Omit the pictures, but give back every entry below exactly as written.

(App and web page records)
════

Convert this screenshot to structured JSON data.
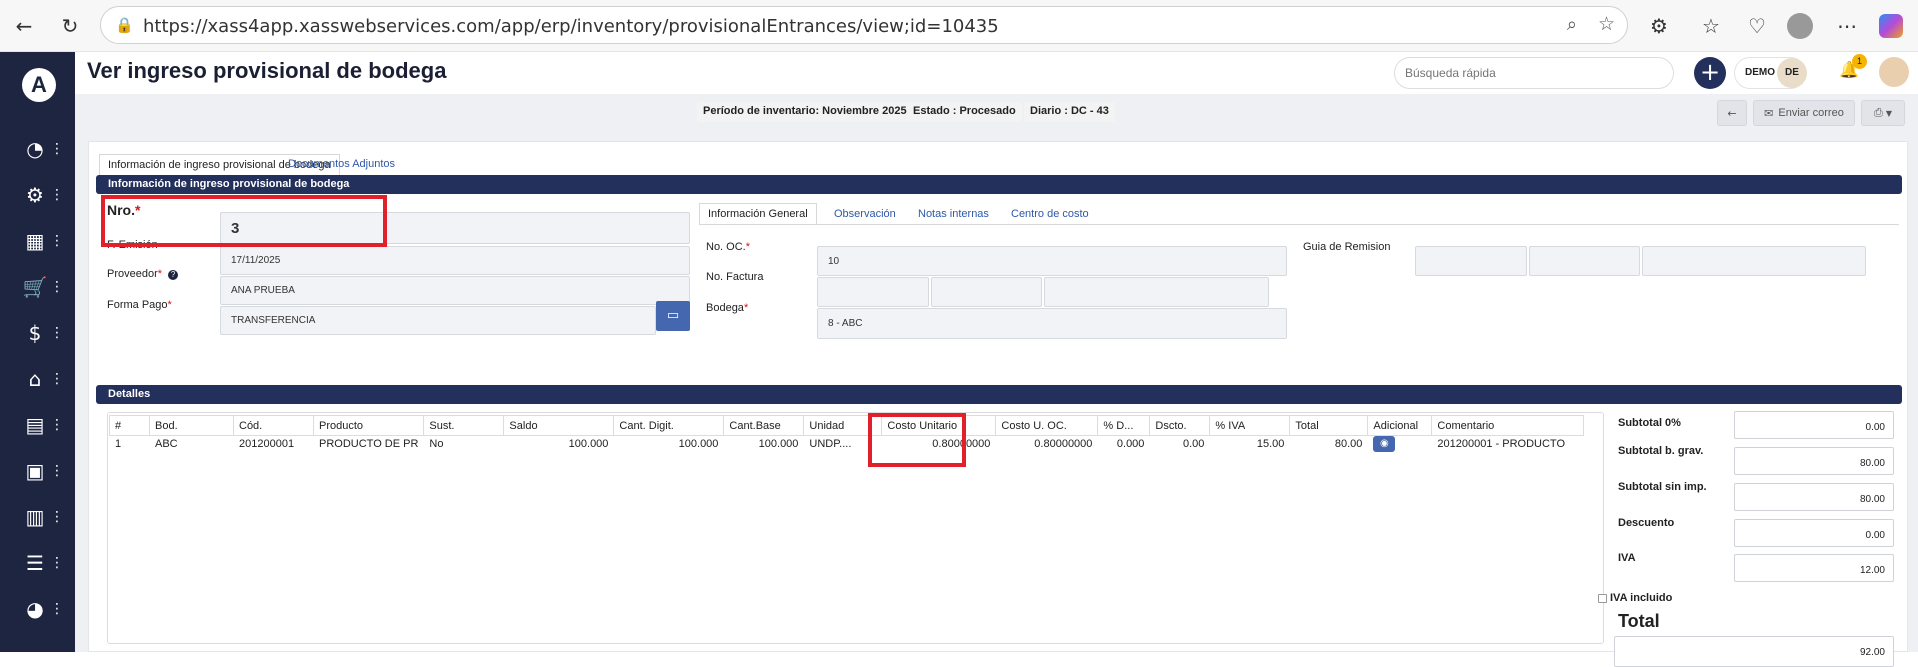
{
  "browser": {
    "url": "https://xass4app.xasswebservices.com/app/erp/inventory/provisionalEntrances/view;id=10435"
  },
  "header": {
    "title": "Ver ingreso provisional de bodega",
    "search_placeholder": "Búsqueda rápida",
    "add_label": "+",
    "user_label": "DEMO",
    "user_initials": "DE",
    "notification_count": "1"
  },
  "status": {
    "periodo": "Período de inventario: Noviembre 2025",
    "estado": "Estado : Procesado",
    "diario": "Diario : DC - 43"
  },
  "actions": {
    "back": "←",
    "email": "Enviar correo"
  },
  "tabs": {
    "main": [
      "Información de ingreso provisional de bodega",
      "Documentos Adjuntos"
    ],
    "sub": [
      "Información General",
      "Observación",
      "Notas internas",
      "Centro de costo"
    ]
  },
  "form": {
    "section_title": "Información de ingreso provisional de bodega",
    "nro_label": "Nro.",
    "nro_value": "3",
    "emision_label": "F. Emisión",
    "emision_value": "17/11/2025",
    "proveedor_label": "Proveedor",
    "proveedor_value": "ANA PRUEBA",
    "forma_pago_label": "Forma Pago",
    "forma_pago_value": "TRANSFERENCIA",
    "no_oc_label": "No. OC.",
    "no_oc_value": "10",
    "no_factura_label": "No. Factura",
    "bodega_label": "Bodega",
    "bodega_value": "8 - ABC",
    "guia_label": "Guia de Remision",
    "required_mark": "*"
  },
  "details": {
    "section_title": "Detalles",
    "columns": [
      "#",
      "Bod.",
      "Cód.",
      "Producto",
      "Sust.",
      "Saldo",
      "Cant. Digit.",
      "Cant.Base",
      "Unidad",
      "Costo Unitario",
      "Costo U. OC.",
      "% D...",
      "Dscto.",
      "% IVA",
      "Total",
      "Adicional",
      "Comentario"
    ],
    "rows": [
      [
        "1",
        "ABC",
        "201200001",
        "PRODUCTO DE PR",
        "No",
        "100.000",
        "100.000",
        "100.000",
        "UNDP....",
        "0.80000000",
        "0.80000000",
        "0.000",
        "0.00",
        "15.00",
        "80.00",
        "",
        "201200001 - PRODUCTO"
      ]
    ]
  },
  "totals": {
    "subtotal0_label": "Subtotal 0%",
    "subtotal0_value": "0.00",
    "subtotal_grav_label": "Subtotal b. grav.",
    "subtotal_grav_value": "80.00",
    "subtotal_sin_imp_label": "Subtotal sin imp.",
    "subtotal_sin_imp_value": "80.00",
    "descuento_label": "Descuento",
    "descuento_value": "0.00",
    "iva_label": "IVA",
    "iva_value": "12.00",
    "iva_incluido_label": "IVA incluido",
    "total_label": "Total",
    "total_value": "92.00"
  },
  "colors": {
    "sidebar": "#1d2540",
    "section_bar": "#23305c",
    "highlight": "#e0202a",
    "link": "#2f58a8"
  }
}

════

SOLUTION FOR THIS PROBLEM:
Convert this screenshot to structured JSON data.
{
  "browser": {
    "url": "https://xass4app.xasswebservices.com/app/erp/inventory/provisionalEntrances/view;id=10435"
  },
  "header": {
    "title": "Ver ingreso provisional de bodega",
    "search_placeholder": "Búsqueda rápida",
    "add_label": "+",
    "user_label": "DEMO",
    "user_initials": "DE",
    "notification_count": "1"
  },
  "status": {
    "periodo": "Período de inventario: Noviembre 2025",
    "estado": "Estado : Procesado",
    "diario": "Diario : DC - 43"
  },
  "actions": {
    "back": "←",
    "email": "Enviar correo"
  },
  "tabs": {
    "main": [
      "Información de ingreso provisional de bodega",
      "Documentos Adjuntos"
    ],
    "sub": [
      "Información General",
      "Observación",
      "Notas internas",
      "Centro de costo"
    ]
  },
  "form": {
    "section_title": "Información de ingreso provisional de bodega",
    "nro_label": "Nro.",
    "nro_value": "3",
    "emision_label": "F. Emisión",
    "emision_value": "17/11/2025",
    "proveedor_label": "Proveedor",
    "proveedor_value": "ANA PRUEBA",
    "forma_pago_label": "Forma Pago",
    "forma_pago_value": "TRANSFERENCIA",
    "no_oc_label": "No. OC.",
    "no_oc_value": "10",
    "no_factura_label": "No. Factura",
    "bodega_label": "Bodega",
    "bodega_value": "8 - ABC",
    "guia_label": "Guia de Remision",
    "required_mark": "*"
  },
  "details": {
    "section_title": "Detalles",
    "columns": [
      "#",
      "Bod.",
      "Cód.",
      "Producto",
      "Sust.",
      "Saldo",
      "Cant. Digit.",
      "Cant.Base",
      "Unidad",
      "Costo Unitario",
      "Costo U. OC.",
      "% D...",
      "Dscto.",
      "% IVA",
      "Total",
      "Adicional",
      "Comentario"
    ],
    "rows": [
      [
        "1",
        "ABC",
        "201200001",
        "PRODUCTO DE PR",
        "No",
        "100.000",
        "100.000",
        "100.000",
        "UNDP....",
        "0.80000000",
        "0.80000000",
        "0.000",
        "0.00",
        "15.00",
        "80.00",
        "",
        "201200001 - PRODUCTO"
      ]
    ]
  },
  "totals": {
    "subtotal0_label": "Subtotal 0%",
    "subtotal0_value": "0.00",
    "subtotal_grav_label": "Subtotal b. grav.",
    "subtotal_grav_value": "80.00",
    "subtotal_sin_imp_label": "Subtotal sin imp.",
    "subtotal_sin_imp_value": "80.00",
    "descuento_label": "Descuento",
    "descuento_value": "0.00",
    "iva_label": "IVA",
    "iva_value": "12.00",
    "iva_incluido_label": "IVA incluido",
    "total_label": "Total",
    "total_value": "92.00"
  },
  "colors": {
    "sidebar": "#1d2540",
    "section_bar": "#23305c",
    "highlight": "#e0202a",
    "link": "#2f58a8"
  }
}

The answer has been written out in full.